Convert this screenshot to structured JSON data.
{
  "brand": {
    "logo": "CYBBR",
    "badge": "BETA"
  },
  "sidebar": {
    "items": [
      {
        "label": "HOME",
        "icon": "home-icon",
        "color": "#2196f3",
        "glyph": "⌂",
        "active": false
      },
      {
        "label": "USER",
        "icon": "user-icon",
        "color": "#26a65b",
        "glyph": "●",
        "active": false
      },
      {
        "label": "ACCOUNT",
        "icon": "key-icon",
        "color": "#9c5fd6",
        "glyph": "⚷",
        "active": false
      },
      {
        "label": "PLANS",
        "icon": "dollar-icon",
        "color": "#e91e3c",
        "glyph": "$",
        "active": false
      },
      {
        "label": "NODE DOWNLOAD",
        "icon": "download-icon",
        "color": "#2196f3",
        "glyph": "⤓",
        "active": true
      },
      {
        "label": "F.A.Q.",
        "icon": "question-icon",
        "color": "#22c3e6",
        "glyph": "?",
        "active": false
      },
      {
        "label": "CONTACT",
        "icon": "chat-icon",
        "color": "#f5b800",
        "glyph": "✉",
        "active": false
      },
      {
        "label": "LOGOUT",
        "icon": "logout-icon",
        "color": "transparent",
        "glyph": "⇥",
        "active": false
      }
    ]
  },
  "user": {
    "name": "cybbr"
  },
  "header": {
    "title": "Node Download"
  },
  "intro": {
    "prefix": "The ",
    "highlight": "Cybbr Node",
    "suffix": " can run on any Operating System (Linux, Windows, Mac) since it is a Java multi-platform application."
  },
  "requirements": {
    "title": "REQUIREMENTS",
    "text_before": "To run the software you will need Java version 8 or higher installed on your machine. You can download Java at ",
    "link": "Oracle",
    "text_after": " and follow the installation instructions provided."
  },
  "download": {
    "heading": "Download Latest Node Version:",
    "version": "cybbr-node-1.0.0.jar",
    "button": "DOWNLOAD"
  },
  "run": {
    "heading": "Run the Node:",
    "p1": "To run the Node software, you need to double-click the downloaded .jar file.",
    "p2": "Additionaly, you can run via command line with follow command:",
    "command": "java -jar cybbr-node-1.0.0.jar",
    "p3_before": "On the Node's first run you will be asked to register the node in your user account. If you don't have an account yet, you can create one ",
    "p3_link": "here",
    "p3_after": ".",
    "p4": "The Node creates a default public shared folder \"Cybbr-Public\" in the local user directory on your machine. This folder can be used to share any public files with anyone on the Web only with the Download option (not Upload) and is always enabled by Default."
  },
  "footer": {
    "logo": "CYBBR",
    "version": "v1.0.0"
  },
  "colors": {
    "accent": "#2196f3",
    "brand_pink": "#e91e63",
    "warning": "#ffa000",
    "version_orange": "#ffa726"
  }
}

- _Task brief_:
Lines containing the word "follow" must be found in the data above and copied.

- _Answer section_:
    "text_after": " and follow the installation instructions provided."
    "p2": "Additionaly, you can run via command line with follow command:",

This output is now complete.